Find how many lines of the following entries contain "APIs". Reply with the number alone.

*****

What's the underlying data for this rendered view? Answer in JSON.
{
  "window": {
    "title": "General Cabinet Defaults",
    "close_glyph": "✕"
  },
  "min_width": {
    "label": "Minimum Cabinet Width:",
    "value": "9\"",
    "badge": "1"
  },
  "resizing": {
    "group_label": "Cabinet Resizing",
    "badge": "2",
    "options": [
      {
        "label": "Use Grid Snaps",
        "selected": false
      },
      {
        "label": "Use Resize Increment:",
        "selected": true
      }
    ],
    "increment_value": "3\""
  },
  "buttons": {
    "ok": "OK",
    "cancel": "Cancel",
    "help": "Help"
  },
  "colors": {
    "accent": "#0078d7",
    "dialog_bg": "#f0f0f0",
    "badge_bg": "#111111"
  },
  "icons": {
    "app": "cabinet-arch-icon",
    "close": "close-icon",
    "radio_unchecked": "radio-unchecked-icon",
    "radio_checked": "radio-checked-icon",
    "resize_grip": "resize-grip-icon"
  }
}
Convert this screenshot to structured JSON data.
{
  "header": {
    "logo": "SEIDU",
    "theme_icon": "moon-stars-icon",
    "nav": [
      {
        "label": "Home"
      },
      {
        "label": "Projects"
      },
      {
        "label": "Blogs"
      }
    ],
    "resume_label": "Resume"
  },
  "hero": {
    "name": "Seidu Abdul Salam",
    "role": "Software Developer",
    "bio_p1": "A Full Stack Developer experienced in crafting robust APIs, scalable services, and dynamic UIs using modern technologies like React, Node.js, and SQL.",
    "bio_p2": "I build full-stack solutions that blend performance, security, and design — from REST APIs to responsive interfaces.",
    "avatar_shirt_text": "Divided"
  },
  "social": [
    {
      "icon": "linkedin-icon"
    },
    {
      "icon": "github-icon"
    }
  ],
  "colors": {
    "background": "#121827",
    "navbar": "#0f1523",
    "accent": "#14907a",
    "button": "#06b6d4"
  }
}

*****

**Solution to this problem:**
2